Or you can hire an upstart P.R. firm like L.A.-based This X That, which bills itself as “an agency representing progressive architects.” What impresses me about a firm like This X That is that its approach does not feel like old-fashioned P.R.-mongering (more on that later). The firm’s roster includes studios and designers whose work I know well, such FreelandBuck, Studio Cadena, Schaum/Shieh, and Jennifer Bonner, and then a whole list of names that I’m not as familiar with. As I click through them, though, I can see why they all belong together: They are all part of the New Normal or New Boring movement, which eschews fancy formmaking and instead couples standard ways of assembling buildings with a certain wittiness and interest in glitches or disjunctions that makes us realize how strange the rest of our built environment is.
The work of some of these firms was included in the 2018 book Possible Mediums (Actar), which featured speculative drawings and other designs. At the book’s launch party, I spoke to one of the co-authors, who told me that the book was intended, at least in part, to publicize and draw attention to the work of these young designers. There is a “new normal” movement out there and, like all such movements, it gives shape to various ideological and theoretical discussions and also gives young designers a way to push up against the establishment artists and architects—and maybe even steal their commissions.
I am not sure which of the avenues is more effective in achieving that goal—a dedicated agency that is savvy about where to place the work, or some sort of publishing endeavor, possibly funded by the academic institutions where these designers teach.

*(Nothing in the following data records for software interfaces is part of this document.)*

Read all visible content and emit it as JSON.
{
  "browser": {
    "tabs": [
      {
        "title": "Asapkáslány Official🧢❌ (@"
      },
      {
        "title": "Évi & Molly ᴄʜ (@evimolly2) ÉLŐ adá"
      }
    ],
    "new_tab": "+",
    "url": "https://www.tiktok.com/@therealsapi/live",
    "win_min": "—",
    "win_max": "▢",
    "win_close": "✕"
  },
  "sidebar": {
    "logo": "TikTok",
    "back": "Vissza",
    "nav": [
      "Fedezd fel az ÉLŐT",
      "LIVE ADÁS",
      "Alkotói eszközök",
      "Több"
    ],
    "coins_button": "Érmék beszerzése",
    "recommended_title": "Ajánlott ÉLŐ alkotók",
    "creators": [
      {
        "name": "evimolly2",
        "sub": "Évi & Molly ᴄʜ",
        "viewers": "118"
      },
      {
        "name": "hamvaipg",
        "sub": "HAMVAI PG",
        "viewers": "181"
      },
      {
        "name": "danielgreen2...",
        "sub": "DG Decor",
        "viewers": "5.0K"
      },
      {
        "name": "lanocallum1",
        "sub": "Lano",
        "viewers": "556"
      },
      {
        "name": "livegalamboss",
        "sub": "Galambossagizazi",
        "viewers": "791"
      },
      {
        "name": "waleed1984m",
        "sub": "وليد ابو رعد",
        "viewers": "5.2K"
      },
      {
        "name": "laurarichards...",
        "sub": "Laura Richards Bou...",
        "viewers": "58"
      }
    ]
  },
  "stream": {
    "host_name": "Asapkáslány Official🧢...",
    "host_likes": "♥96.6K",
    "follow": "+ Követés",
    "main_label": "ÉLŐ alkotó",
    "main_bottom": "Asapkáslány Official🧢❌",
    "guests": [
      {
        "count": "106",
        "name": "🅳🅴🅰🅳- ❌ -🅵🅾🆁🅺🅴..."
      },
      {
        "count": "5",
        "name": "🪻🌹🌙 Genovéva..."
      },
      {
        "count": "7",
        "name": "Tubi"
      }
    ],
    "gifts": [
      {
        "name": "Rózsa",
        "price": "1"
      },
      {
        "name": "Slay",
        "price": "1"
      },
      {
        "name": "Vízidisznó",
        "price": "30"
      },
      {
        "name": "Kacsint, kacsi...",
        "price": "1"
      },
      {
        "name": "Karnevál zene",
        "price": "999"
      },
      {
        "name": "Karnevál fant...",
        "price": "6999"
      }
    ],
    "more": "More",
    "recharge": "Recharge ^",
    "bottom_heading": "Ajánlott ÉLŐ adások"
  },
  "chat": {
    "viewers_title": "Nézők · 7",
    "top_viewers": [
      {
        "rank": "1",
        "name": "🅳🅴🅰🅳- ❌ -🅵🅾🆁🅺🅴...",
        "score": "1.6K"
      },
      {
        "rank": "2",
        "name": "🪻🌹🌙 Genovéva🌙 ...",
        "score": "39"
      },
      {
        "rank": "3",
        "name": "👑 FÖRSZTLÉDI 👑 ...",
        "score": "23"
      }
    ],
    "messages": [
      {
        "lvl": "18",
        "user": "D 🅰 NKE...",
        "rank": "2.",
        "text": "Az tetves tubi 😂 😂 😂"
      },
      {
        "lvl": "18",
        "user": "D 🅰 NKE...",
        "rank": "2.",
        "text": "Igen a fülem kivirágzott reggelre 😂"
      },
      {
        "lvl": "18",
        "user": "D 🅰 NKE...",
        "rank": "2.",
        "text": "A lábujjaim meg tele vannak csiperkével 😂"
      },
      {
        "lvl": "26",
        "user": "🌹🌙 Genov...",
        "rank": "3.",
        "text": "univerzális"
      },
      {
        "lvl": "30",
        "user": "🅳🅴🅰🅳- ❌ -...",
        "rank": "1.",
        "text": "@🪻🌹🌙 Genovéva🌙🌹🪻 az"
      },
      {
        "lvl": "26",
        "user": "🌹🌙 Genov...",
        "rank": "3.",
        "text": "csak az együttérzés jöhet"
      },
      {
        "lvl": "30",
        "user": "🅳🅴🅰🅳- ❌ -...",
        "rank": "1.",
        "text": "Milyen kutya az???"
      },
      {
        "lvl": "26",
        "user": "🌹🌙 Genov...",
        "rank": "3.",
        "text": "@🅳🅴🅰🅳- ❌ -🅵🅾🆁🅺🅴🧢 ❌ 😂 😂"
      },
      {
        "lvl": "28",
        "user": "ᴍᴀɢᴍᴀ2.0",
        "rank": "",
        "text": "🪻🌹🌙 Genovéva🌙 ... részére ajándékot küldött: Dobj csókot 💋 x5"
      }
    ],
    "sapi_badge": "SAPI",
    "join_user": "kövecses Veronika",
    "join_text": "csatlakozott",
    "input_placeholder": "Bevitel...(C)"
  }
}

Certainly P.R. agencies can be very good at what they do. I once worked for an art-oriented firm, now called Resnicow Associates, and notice every time it manages to place the work of one of its architecture clients, Moshe Safdie, FAIA, in mainstream publications. On the other hand, many P.R. firms can be ham-handed in their approach, either barraging me with mediocre work they hope I’ll write about or offering me expert opinions on the work of established firms such as Snøhetta.
By contrast, when I receive a missive from This X That, I am usually intrigued enough to not just look at what was sent but also peruse the agency’s other recent releases or familiarize myself with the work of another firm it represents, such as Architensions. I do wonder why the agency didn’t more aggressively edit that firm’s self-description (“Architensions works at the intersection of theory, practice, and academia, focusing on social behaviors and architecture, both in continuous dialogue with the context and aiming at creating new experiential scenarios”). But the images of the firm’s work drew me in, and I found myself spending time getting to know its projects—a small win, for both Architensions and This X That.
So, should you spend the money on an agency? Or hope that the merits of your designs alone will draw the attention of clients, colleagues, and an appreciative public? Most of the designers who are now successful and famous achieved their position without the help of a consultant or even an in-house P.R. person. By the same token, there are probably countless firms that might have been equally good but that we’ve never heard of. Hiring a professional, either in-house or external, is a kind of fail-safe device. It will not guarantee your work will get out there, but it will ensure that, if the designs are really good, they have less chance of getting lost in the shuffle.
Aaron Betsky is a regularly featured columnist whose views and conclusions are not necessarily those of ARCHITECT magazine nor of the American Institute of Architects.